In 1919, following the end of the First World War, Emil Molt put money aside for a school for the children of his workers at the Waldorf Astoria Cigarette Company in Stuttgart, Germany. He was interested in a new approach to education, and asked Rudolf Steiner to design the new curriculum. Steiner insisted that the school be open to children beyond the factory, and at the end of the first year, there were over 800 students. Teachers were experts in their fields, and came from far and wide.

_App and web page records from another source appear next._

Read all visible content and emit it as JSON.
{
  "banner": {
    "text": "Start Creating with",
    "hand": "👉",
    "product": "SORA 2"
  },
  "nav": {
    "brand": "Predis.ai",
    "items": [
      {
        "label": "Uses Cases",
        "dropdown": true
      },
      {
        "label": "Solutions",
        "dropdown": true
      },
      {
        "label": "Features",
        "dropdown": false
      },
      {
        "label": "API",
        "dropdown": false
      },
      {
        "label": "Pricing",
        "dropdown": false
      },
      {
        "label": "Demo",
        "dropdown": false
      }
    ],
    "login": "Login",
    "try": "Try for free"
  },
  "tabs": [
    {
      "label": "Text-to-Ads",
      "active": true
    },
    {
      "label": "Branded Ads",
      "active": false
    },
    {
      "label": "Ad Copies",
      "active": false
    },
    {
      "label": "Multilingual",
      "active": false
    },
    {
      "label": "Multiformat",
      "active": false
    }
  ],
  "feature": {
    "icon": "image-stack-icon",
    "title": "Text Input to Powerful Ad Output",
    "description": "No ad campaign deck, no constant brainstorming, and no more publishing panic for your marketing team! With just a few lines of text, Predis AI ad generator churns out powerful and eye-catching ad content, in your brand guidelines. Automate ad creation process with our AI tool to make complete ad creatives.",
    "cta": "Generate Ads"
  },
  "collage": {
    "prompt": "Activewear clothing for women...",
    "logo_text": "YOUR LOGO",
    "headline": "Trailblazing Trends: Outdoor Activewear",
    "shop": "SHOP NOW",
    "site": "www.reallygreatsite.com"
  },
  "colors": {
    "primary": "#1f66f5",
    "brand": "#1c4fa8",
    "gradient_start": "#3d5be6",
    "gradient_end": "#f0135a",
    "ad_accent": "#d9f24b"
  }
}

One hundred years later, and Waldorf education continues to go from strength to strength. Flying in the face of mainstream education which demands rote learning and artificial testing, Waldorf education prioritises a delicate unfolding of each child's potential. There are over 1,000 Waldorf school worldwide.